David Noble, the conference organizer and the director of UConn’s new Werth Institute for Entrepreneurship and Innovation, said he feels passionate about women in entrepreneurship, having grown up with a mother who ran several successful businesses.
“Everything I have in life is because of a woman entrepreneur,” he said. At the same time he realizes how difficult society has made it for women with entrepreneurial plans.
“From my vantage point, I see a massive disparity,” he said. “Women do extremely well in our programs. The challenge is to attract them to these fields early. Our goal is to change the pipeline. Our School of Engineering does this particularly well by going into schools and talking to you girls about engineering. We want to replicate that with entrepreneurship.”
“We’ve Got a Lot to Celebrate”
Fran Pastore, the founder and CEO of the Women’s Business Development Council, and a trailblazer in women’s business entrepreneurship, spoke passionately about the importance of investing in women’s talents. There are 11 million women entrepreneurs in the United States and women launch businesses at twice the rate of men, she said.
“We’ve got a lot to celebrate,” Pastore said, noting that 30 years ago women weren’t allowed to access capital in their own name, they needed a male co-signer. She urged the conference crowd to mentor, advocate and sponsor women in business. “When women have a seat at the table, everyone wins,” she said.
She noted that after 226 years, the New York Stock Exchange recently named its first woman president, Stacey Cunningham. “Yet less than five percent of Fortune 500 CEOs are women,” she noted and less than 10 percent of all venture capital goes to women entrepreneurs. “We deserve a seat at the table,” she said noting that companies are more successful when women hold positions of leadership.
The event concluded with the awarding of scholarships to some of UConn’s students who are committed to innovation; and the well wishes of three state legislators who serve on the legislature’s Commission on Economic Competitiveness, including State Sen. Scott Frantz, R-Greenwich; State Sen. Joan Hartley, D-Waterbury and State Rep. Caroline Simmons, D-Stamford. All of them said they welcome recommendations about how Connecticut can excel at entrepreneurship.

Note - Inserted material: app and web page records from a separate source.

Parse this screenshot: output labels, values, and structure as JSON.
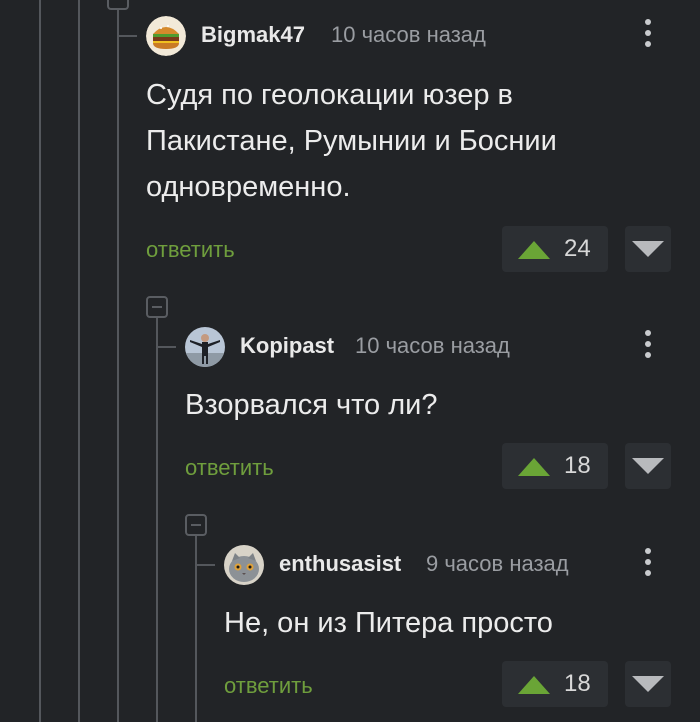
{
  "comments": [
    {
      "author": "Bigmak47",
      "time": "10 часов назад",
      "text_lines": [
        "Судя по геолокации юзер в",
        "Пакистане, Румынии и Боснии",
        "одновременно."
      ],
      "reply_label": "ответить",
      "score": "24",
      "avatar_icon": "burger-icon"
    },
    {
      "author": "Kopipast",
      "time": "10 часов назад",
      "text_lines": [
        "Взорвался что ли?"
      ],
      "reply_label": "ответить",
      "score": "18",
      "avatar_icon": "person-photo-icon"
    },
    {
      "author": "enthusasist",
      "time": "9 часов назад",
      "text_lines": [
        "Не, он из Питера просто"
      ],
      "reply_label": "ответить",
      "score": "18",
      "avatar_icon": "cat-photo-icon"
    }
  ],
  "colors": {
    "background": "#222427",
    "reply_link": "#6f9e3d",
    "upvote": "#6aa536",
    "thread_line": "#54575c"
  }
}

“We want Connecticut to be welcoming to young businesses and young entrepreneurs,” Hartley said. “It’s inspiring to be in a room filled with such brilliant women and determined entrepreneurs.”